* [PROBLEM TO SOLVE]:
Every line below that mentions the word "fichier" should be copied out.

[Opening RECORDS FOR THE TASK section]

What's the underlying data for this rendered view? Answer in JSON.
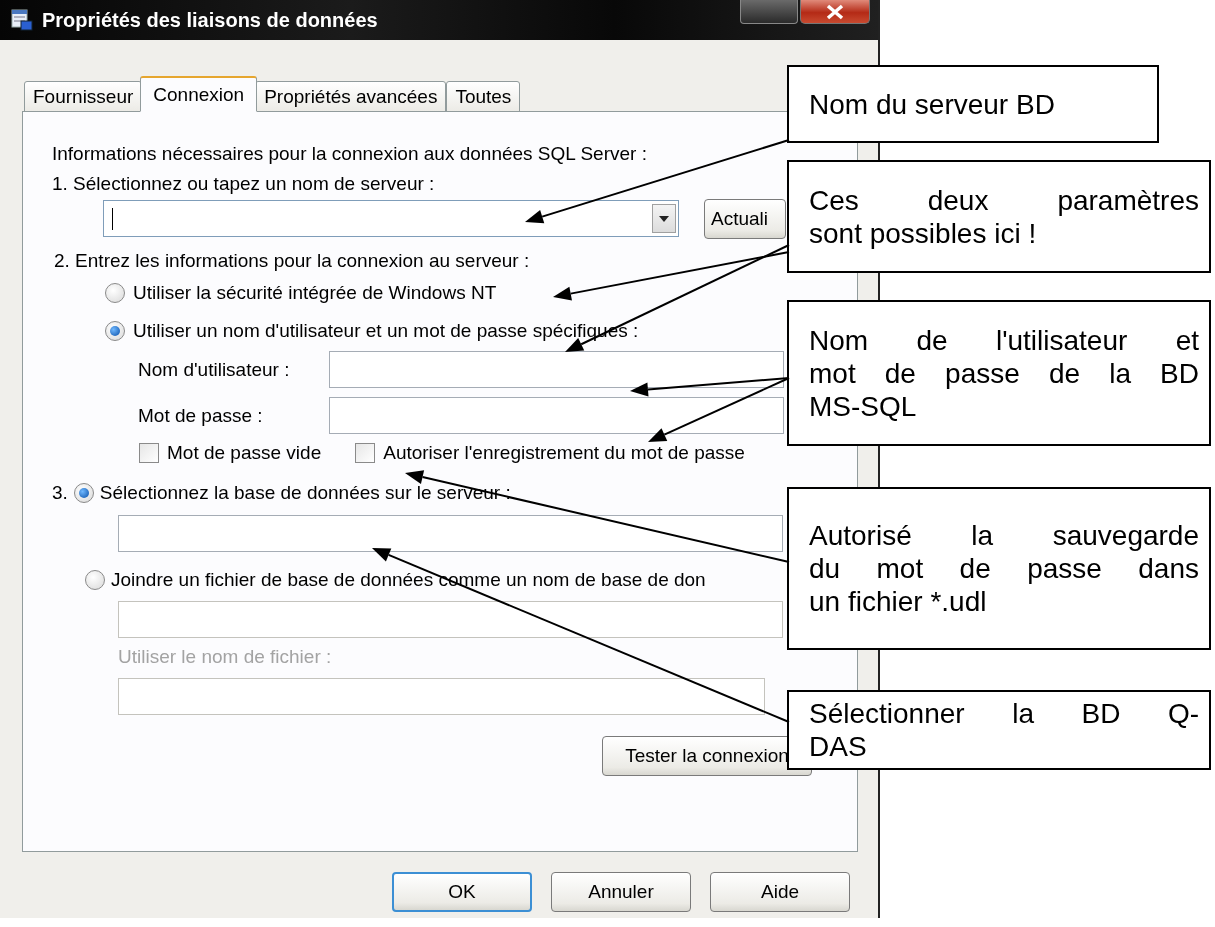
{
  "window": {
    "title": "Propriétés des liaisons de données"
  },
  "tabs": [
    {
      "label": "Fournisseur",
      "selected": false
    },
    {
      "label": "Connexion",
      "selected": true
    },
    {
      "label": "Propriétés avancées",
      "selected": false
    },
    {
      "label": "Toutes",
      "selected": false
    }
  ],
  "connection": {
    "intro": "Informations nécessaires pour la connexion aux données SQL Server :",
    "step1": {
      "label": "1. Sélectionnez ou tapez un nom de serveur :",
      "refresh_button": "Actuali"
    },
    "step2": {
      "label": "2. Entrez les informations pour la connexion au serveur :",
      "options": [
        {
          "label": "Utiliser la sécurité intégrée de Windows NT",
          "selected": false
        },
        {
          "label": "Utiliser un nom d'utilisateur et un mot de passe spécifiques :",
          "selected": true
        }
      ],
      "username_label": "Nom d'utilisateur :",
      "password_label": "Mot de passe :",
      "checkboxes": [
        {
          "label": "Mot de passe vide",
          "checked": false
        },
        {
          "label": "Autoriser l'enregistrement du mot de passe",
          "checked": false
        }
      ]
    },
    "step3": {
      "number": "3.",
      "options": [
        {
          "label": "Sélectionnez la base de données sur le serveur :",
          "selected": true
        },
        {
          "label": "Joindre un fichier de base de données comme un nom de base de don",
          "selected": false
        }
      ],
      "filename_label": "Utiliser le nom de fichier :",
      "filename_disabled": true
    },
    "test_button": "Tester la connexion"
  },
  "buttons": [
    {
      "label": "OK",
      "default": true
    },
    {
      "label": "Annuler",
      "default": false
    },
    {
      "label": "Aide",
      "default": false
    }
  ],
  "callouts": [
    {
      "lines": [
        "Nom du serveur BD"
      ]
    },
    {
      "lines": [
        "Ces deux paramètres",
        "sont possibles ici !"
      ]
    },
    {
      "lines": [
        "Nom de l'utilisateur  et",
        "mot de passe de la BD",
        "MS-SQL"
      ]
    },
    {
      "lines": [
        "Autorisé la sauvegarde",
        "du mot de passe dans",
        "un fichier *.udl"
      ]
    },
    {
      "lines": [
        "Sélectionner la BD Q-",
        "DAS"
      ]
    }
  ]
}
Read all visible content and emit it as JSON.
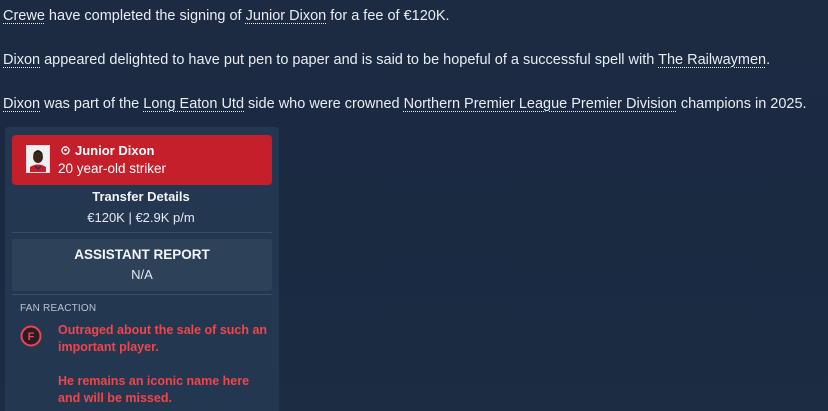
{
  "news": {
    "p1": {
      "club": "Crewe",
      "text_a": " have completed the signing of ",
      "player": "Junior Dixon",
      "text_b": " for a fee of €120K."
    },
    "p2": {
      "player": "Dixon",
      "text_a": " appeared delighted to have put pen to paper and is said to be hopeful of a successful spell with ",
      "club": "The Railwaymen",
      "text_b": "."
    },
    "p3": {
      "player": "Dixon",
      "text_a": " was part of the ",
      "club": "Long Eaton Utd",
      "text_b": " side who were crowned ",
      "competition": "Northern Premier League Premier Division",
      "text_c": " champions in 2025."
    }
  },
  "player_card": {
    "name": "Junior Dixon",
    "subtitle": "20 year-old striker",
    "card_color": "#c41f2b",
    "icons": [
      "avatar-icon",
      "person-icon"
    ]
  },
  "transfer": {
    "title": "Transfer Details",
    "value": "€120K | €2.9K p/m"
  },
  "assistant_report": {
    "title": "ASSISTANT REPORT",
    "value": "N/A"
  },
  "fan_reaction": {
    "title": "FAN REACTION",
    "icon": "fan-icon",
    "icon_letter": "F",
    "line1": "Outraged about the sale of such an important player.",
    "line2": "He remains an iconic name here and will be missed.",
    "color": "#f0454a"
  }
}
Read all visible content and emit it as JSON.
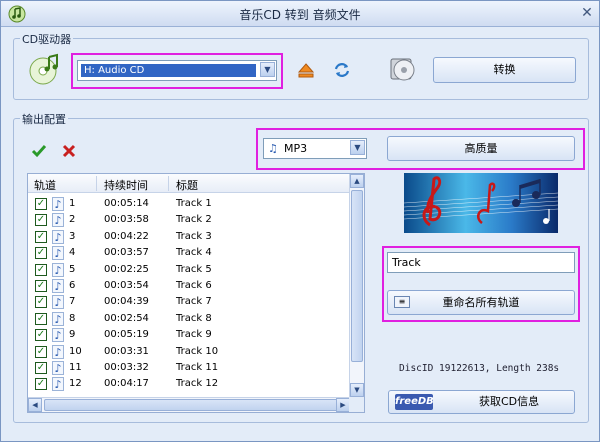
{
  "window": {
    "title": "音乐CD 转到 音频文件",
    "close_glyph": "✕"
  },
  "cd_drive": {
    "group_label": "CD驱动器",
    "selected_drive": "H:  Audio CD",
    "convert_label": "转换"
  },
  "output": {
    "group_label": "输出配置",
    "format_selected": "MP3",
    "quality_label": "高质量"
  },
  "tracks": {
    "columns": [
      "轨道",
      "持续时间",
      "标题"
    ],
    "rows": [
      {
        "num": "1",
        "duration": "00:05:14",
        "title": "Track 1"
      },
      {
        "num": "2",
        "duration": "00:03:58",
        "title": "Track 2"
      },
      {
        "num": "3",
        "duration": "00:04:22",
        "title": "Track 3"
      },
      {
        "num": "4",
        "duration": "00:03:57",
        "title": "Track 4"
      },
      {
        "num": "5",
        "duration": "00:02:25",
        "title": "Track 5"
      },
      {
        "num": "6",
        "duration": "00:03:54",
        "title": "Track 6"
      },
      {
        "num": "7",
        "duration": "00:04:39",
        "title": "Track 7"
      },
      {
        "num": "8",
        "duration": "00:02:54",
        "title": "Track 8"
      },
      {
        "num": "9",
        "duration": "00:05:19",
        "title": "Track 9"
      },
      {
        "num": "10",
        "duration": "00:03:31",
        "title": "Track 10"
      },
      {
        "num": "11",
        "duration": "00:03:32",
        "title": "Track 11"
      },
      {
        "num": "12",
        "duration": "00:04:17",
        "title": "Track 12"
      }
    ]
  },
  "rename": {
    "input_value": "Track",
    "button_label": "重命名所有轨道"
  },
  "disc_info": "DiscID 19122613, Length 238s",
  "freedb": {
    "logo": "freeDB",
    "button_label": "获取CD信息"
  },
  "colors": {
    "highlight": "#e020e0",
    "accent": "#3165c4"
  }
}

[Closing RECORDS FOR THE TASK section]
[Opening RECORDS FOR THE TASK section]

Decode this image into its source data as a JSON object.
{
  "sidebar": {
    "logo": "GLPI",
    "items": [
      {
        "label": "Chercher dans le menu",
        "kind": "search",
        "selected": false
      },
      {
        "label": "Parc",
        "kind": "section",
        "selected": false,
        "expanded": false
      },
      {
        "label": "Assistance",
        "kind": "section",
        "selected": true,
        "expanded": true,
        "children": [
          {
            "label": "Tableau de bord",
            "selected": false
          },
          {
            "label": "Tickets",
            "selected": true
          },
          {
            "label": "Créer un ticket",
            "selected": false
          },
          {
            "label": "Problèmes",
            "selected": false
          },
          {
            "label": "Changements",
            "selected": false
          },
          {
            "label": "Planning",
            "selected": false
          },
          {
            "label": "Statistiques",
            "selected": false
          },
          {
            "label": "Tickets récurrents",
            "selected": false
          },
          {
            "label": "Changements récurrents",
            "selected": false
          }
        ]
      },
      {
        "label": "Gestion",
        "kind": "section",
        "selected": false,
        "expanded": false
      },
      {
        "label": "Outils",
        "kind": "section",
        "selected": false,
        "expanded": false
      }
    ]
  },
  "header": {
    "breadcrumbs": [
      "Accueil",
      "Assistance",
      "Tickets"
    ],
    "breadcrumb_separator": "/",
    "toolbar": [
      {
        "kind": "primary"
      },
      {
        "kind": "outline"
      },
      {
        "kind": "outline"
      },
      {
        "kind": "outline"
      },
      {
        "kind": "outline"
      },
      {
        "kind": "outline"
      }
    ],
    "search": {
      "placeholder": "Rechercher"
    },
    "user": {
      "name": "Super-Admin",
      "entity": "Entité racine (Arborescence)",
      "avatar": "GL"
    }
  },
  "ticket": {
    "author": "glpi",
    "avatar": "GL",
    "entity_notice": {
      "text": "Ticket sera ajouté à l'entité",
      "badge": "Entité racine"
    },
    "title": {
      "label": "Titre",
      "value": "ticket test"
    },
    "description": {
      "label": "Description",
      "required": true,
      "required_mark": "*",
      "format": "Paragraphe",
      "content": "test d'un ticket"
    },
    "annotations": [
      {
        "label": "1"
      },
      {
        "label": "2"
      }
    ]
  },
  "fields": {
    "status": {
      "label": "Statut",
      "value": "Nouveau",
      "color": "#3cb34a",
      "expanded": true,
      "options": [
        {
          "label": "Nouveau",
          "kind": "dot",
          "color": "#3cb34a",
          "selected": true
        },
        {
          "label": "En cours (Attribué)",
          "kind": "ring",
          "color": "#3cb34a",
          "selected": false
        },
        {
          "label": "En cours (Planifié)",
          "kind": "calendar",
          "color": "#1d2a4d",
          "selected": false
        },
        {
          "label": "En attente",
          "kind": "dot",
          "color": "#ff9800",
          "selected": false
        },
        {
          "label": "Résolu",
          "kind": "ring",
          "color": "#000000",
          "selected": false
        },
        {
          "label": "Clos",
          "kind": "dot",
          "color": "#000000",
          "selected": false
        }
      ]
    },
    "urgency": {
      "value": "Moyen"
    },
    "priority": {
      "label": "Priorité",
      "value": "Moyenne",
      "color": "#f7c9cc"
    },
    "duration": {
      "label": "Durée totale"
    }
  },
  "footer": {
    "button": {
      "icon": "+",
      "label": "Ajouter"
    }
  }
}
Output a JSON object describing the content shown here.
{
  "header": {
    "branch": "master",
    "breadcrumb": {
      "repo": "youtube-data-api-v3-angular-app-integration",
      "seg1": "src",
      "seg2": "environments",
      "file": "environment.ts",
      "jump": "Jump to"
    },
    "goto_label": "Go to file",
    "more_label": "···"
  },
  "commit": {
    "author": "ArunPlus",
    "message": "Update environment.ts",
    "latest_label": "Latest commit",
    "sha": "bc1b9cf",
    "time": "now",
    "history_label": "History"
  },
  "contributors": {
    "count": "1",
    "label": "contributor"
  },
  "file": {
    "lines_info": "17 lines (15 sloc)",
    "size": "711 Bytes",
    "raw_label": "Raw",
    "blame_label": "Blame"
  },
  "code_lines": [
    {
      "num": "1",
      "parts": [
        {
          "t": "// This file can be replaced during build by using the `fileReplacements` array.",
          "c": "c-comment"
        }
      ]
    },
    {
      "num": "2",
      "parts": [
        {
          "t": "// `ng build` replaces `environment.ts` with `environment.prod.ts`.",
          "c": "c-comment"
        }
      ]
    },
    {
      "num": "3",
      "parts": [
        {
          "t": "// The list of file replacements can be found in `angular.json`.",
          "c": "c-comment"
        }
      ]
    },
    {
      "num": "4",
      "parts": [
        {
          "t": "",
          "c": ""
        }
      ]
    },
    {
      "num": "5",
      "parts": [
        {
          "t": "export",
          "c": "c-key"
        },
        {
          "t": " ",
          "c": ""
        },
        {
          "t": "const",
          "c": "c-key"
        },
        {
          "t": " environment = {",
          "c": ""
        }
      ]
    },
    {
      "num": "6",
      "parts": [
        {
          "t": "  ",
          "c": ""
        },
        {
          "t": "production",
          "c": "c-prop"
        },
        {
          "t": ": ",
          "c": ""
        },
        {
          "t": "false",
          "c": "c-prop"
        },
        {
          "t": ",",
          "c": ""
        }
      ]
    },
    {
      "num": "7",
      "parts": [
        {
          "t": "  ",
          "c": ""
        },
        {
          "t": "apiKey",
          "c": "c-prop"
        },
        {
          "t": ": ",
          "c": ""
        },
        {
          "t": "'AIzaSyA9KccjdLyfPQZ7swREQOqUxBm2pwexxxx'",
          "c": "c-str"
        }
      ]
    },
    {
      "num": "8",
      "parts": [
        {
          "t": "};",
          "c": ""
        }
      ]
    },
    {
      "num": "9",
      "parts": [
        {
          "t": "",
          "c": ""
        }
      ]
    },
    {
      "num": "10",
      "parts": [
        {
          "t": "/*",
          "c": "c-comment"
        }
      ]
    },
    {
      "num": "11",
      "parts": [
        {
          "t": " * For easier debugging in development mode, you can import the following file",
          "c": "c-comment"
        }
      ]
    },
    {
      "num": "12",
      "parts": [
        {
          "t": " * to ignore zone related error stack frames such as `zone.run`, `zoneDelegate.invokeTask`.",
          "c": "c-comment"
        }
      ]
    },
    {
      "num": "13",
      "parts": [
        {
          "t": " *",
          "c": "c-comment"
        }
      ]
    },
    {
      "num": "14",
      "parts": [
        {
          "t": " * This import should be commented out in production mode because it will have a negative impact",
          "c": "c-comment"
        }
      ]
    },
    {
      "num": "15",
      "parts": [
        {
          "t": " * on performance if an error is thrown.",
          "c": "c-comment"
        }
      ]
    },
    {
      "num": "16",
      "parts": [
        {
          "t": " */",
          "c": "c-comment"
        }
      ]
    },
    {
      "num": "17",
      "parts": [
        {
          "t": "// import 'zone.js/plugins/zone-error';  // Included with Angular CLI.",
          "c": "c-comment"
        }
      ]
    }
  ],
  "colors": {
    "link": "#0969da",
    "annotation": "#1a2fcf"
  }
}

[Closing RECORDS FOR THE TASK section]

* [TASK RESULT]:
          "label": "Joindre un fichier de base de données comme un nom de base de don",
      "filename_label": "Utiliser le nom de fichier :",
        "un fichier *.udl"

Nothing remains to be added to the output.